Powerline Networking Layout Diagram

9. Two Router Network Layout

Your typical home network layout will only involve one router, but adding a second into the mix gives you more options for both expanding and managing your home network.

Not only can a second router provide better wired and wireless coverage across your home, but it can also help improve overall performance.

Here are some of the key benefits you can receive from having two routers connected to your home network:

  • More connectivity for wired devices: It is likely that your primary router only has a limited number of LAN ports available to connect wired devices to it (four or five if you are lucky). Adding a second router immediately provides additional Ethernet ports that provide more devices with wired connectivity without the need for a switch.
  • Better support for mixed wired/wireless setups: Having a second router is useful if you have a wired home network but also want to connect some Wi-Fi enabled devices. The routers can be separated in the sense that the wired devices will continue to connect to the primary router, whereas all of the wireless devices would connect to the secondary. This is particularly helpful if the wired devices are positioned at the other end of the home to the wireless devices.
  • Isolation for certain devices: If certain devices in your home utilize the network connection particularly heavily, two routers can be set up to isolate certain devices and prevent a large amount of network traffic affecting the other devices. As an example, you may want to look at isolating a particular PC that frequently transfers large files or plays a lot of online games from a smart TV that is streaming video.
  • Improved wireless coverage: A second router can simply be used to extend an existing Wi-Fi connection, greatly improving the coverage in your home and providing even those far away devices with a stable wireless connection.
  • Backup device: It doesn’t hurt having a working backup router available in case one suddenly fails.
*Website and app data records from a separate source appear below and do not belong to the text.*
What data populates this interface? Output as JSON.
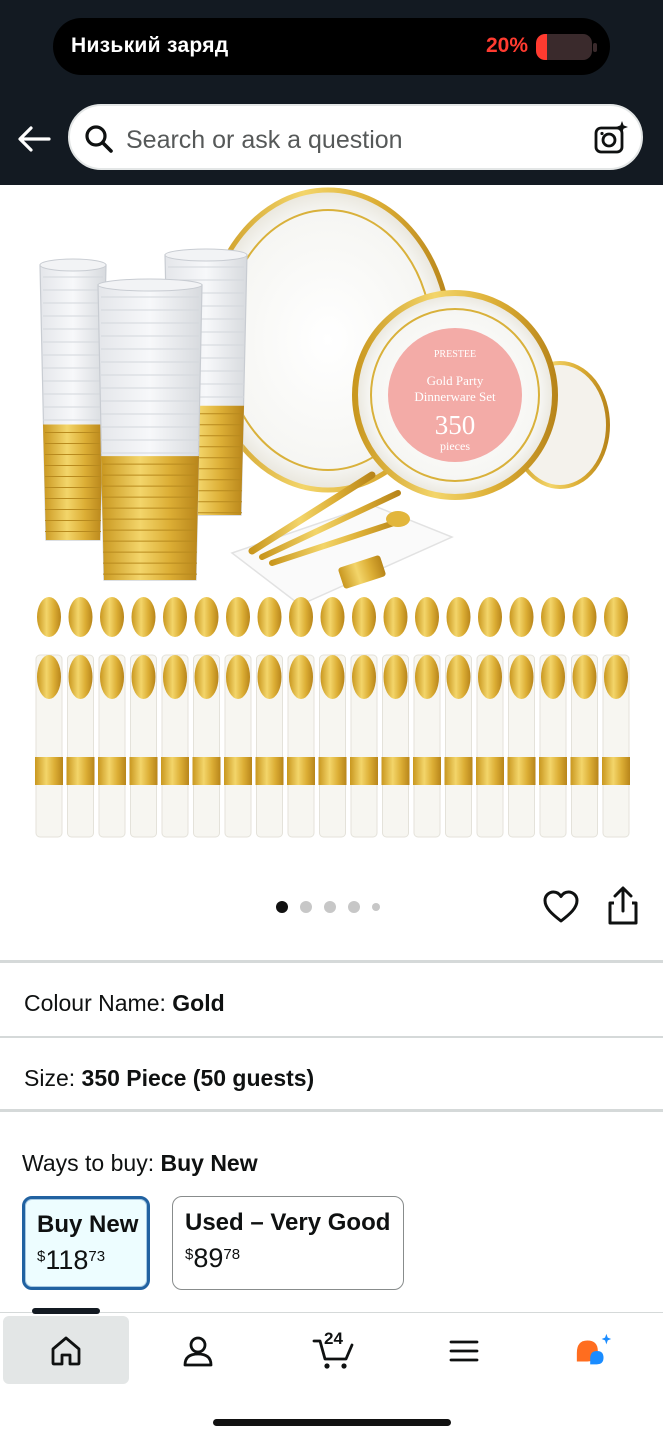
{
  "status_bar": {
    "battery_label": "Низький заряд",
    "battery_percent": "20%",
    "battery_level": 0.2,
    "battery_color": "#ff3b30"
  },
  "header": {
    "back_icon": "arrow-left-icon",
    "search_placeholder": "Search or ask a question",
    "search_icon": "search-icon",
    "camera_icon": "camera-sparkle-icon",
    "background_color": "#131a22"
  },
  "product_image": {
    "badge_brand": "PRESTEE",
    "badge_line1": "Gold Party",
    "badge_line2": "Dinnerware Set",
    "badge_number": "350",
    "badge_unit": "pieces",
    "accent_gold": "#d9b13b",
    "badge_pink": "#f2a7a4"
  },
  "carousel": {
    "dot_count": 5,
    "active_index": 0,
    "favorite_icon": "heart-icon",
    "share_icon": "share-icon"
  },
  "variations": {
    "colour_label": "Colour Name:",
    "colour_value": "Gold",
    "size_label": "Size:",
    "size_value": "350 Piece (50 guests)"
  },
  "ways_to_buy": {
    "label": "Ways to buy:",
    "value": "Buy New",
    "options": [
      {
        "label": "Buy New",
        "currency": "$",
        "whole": "118",
        "cents": "73",
        "selected": true
      },
      {
        "label": "Used – Very Good",
        "currency": "$",
        "whole": "89",
        "cents": "78",
        "selected": false
      }
    ],
    "selected_color": "#2162a1"
  },
  "bottom_nav": {
    "items": [
      "home-icon",
      "account-icon",
      "cart-icon",
      "menu-icon",
      "rufus-assistant-icon"
    ],
    "cart_count": "24",
    "active": "home-icon"
  }
}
There are two different connection types to choose from when setting up a second router: LAN-to-LAN or LAN-to-WAN.

LAN-to-LAN extends your existing network connection and SSID (Service Set Identifier) to include the second router. This configuration will allow you to share files between devices regardless of which router they are connected to.

LAN-to-WAN works differently in that it creates a second network within your main networking, allowing you to place restrictions on any devices that connect to it. This is a good idea if you wish to isolate certain devices on your network, but it won’t support the sharing of files across two separate networks.
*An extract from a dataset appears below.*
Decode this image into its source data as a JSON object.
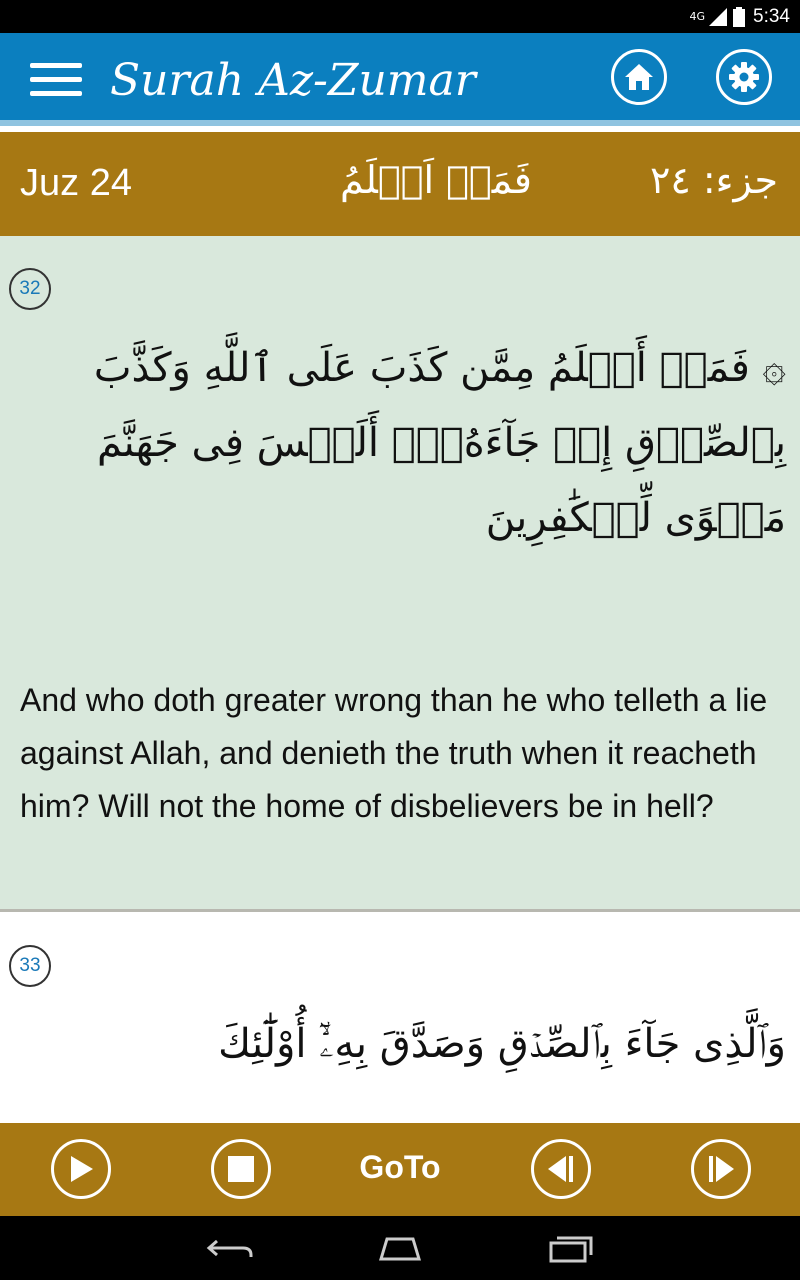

I have provided an in-depth tutorial on how to set up a second router but if you are looking for an alternative, you could also look at investing in a network switch instead of a router, or a wireless access point if you want to make more use of Wi-Fi over Ethernet.

Two Router Networking Layout Diagram

Final Thoughts

Here is a quick recap of the 9 different network layouts we discussed:

  • Wireless: Relies solely on Wi-Fi
  • Ethernet: Relies solely on Ethernet
  • Mixed Wireless and Ethernet: Makes use of both Wi-Fi and Ethernet connectivity
  • Direct to Modem: Provides a single device with a connection, but is not recommended
  • Ethernet switch: Increases the number of Ethernet connections available
  • Wireless Access Point: Improves the coverage of the Wi-Fi signal
  • Phoneline Networking: Makes use of the existing telephone line wiring
  • Powerline Networking: Makes use of the existing electrical wiring
  • Two Router: Improves both wired and wireless coverage

My personal home network makes use of both Wi-Fi and Ethernet. Wherever possible, I have provided my most used devices like my gaming PC and my TV with an Ethernet connection to provide them with the best possible performance, whilst reserving the Wi-Fi connection for the devices that cannot make use of Ethernet, like my smartphone.

I also have a network switch to increase the number of Ethernet connections available to me rather than having to rely on the few found on the back of my router.

I hope you found this article on the different possible home network layouts helpful and now have a better idea of which may be most beneficial to you.